PROVIDED INFORMATION ->
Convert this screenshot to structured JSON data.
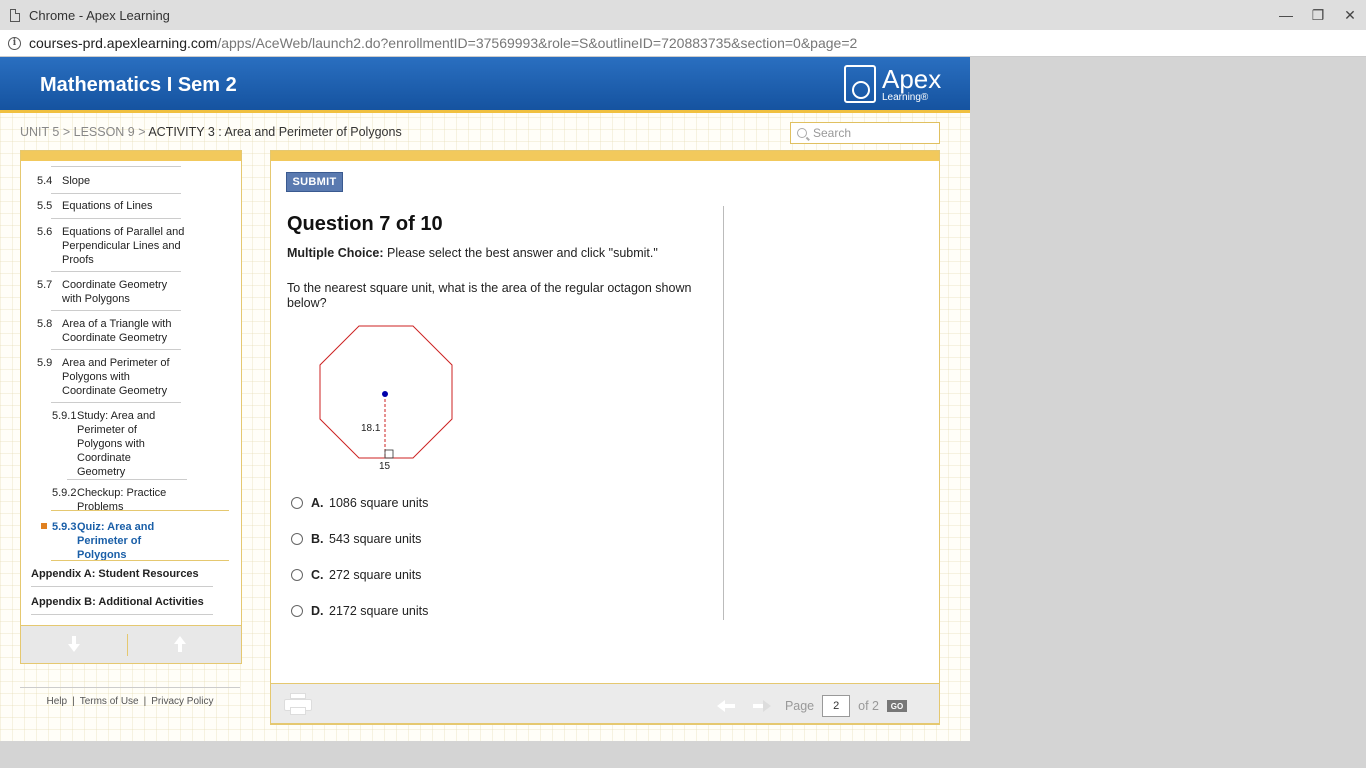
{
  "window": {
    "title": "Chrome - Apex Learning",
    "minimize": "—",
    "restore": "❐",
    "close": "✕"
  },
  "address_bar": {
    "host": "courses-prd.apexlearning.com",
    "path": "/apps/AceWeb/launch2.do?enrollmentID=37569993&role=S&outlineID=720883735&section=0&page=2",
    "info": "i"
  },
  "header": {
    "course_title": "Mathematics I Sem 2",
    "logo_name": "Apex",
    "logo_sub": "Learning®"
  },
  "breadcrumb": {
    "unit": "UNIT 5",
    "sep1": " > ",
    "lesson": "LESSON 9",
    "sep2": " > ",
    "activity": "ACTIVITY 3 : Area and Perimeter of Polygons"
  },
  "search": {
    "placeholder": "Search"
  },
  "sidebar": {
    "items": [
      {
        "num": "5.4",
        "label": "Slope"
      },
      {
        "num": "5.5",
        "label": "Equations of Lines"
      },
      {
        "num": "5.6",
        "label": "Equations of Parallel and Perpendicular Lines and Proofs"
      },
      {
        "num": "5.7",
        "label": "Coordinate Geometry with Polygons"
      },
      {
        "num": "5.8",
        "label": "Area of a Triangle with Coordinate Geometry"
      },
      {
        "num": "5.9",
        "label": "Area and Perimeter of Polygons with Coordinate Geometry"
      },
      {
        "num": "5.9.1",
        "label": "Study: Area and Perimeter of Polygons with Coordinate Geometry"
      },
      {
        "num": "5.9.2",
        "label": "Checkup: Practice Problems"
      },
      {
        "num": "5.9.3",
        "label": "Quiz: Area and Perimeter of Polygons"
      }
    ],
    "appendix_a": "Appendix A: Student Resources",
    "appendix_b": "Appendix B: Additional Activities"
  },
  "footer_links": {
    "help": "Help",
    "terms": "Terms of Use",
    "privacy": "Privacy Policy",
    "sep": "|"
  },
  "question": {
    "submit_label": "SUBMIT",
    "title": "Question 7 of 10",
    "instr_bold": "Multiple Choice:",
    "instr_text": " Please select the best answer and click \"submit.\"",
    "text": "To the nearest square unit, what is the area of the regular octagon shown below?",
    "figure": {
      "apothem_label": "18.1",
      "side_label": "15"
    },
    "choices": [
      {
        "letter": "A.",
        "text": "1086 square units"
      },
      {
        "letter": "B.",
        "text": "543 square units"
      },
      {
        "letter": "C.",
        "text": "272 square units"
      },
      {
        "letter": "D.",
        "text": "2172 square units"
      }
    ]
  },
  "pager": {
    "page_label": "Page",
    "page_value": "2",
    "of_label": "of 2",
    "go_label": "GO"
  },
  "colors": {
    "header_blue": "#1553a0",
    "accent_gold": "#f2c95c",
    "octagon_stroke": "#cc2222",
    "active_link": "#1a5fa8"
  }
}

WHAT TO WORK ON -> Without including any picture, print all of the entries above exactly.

RESPONSE BELOW ->
Convert this screenshot to structured JSON data.
{
  "window": {
    "title": "Chrome - Apex Learning",
    "minimize": "—",
    "restore": "❐",
    "close": "✕"
  },
  "address_bar": {
    "host": "courses-prd.apexlearning.com",
    "path": "/apps/AceWeb/launch2.do?enrollmentID=37569993&role=S&outlineID=720883735&section=0&page=2",
    "info": "i"
  },
  "header": {
    "course_title": "Mathematics I Sem 2",
    "logo_name": "Apex",
    "logo_sub": "Learning®"
  },
  "breadcrumb": {
    "unit": "UNIT 5",
    "sep1": " > ",
    "lesson": "LESSON 9",
    "sep2": " > ",
    "activity": "ACTIVITY 3 : Area and Perimeter of Polygons"
  },
  "search": {
    "placeholder": "Search"
  },
  "sidebar": {
    "items": [
      {
        "num": "5.4",
        "label": "Slope"
      },
      {
        "num": "5.5",
        "label": "Equations of Lines"
      },
      {
        "num": "5.6",
        "label": "Equations of Parallel and Perpendicular Lines and Proofs"
      },
      {
        "num": "5.7",
        "label": "Coordinate Geometry with Polygons"
      },
      {
        "num": "5.8",
        "label": "Area of a Triangle with Coordinate Geometry"
      },
      {
        "num": "5.9",
        "label": "Area and Perimeter of Polygons with Coordinate Geometry"
      },
      {
        "num": "5.9.1",
        "label": "Study: Area and Perimeter of Polygons with Coordinate Geometry"
      },
      {
        "num": "5.9.2",
        "label": "Checkup: Practice Problems"
      },
      {
        "num": "5.9.3",
        "label": "Quiz: Area and Perimeter of Polygons"
      }
    ],
    "appendix_a": "Appendix A: Student Resources",
    "appendix_b": "Appendix B: Additional Activities"
  },
  "footer_links": {
    "help": "Help",
    "terms": "Terms of Use",
    "privacy": "Privacy Policy",
    "sep": "|"
  },
  "question": {
    "submit_label": "SUBMIT",
    "title": "Question 7 of 10",
    "instr_bold": "Multiple Choice:",
    "instr_text": " Please select the best answer and click \"submit.\"",
    "text": "To the nearest square unit, what is the area of the regular octagon shown below?",
    "figure": {
      "apothem_label": "18.1",
      "side_label": "15"
    },
    "choices": [
      {
        "letter": "A.",
        "text": "1086 square units"
      },
      {
        "letter": "B.",
        "text": "543 square units"
      },
      {
        "letter": "C.",
        "text": "272 square units"
      },
      {
        "letter": "D.",
        "text": "2172 square units"
      }
    ]
  },
  "pager": {
    "page_label": "Page",
    "page_value": "2",
    "of_label": "of 2",
    "go_label": "GO"
  },
  "colors": {
    "header_blue": "#1553a0",
    "accent_gold": "#f2c95c",
    "octagon_stroke": "#cc2222",
    "active_link": "#1a5fa8"
  }
}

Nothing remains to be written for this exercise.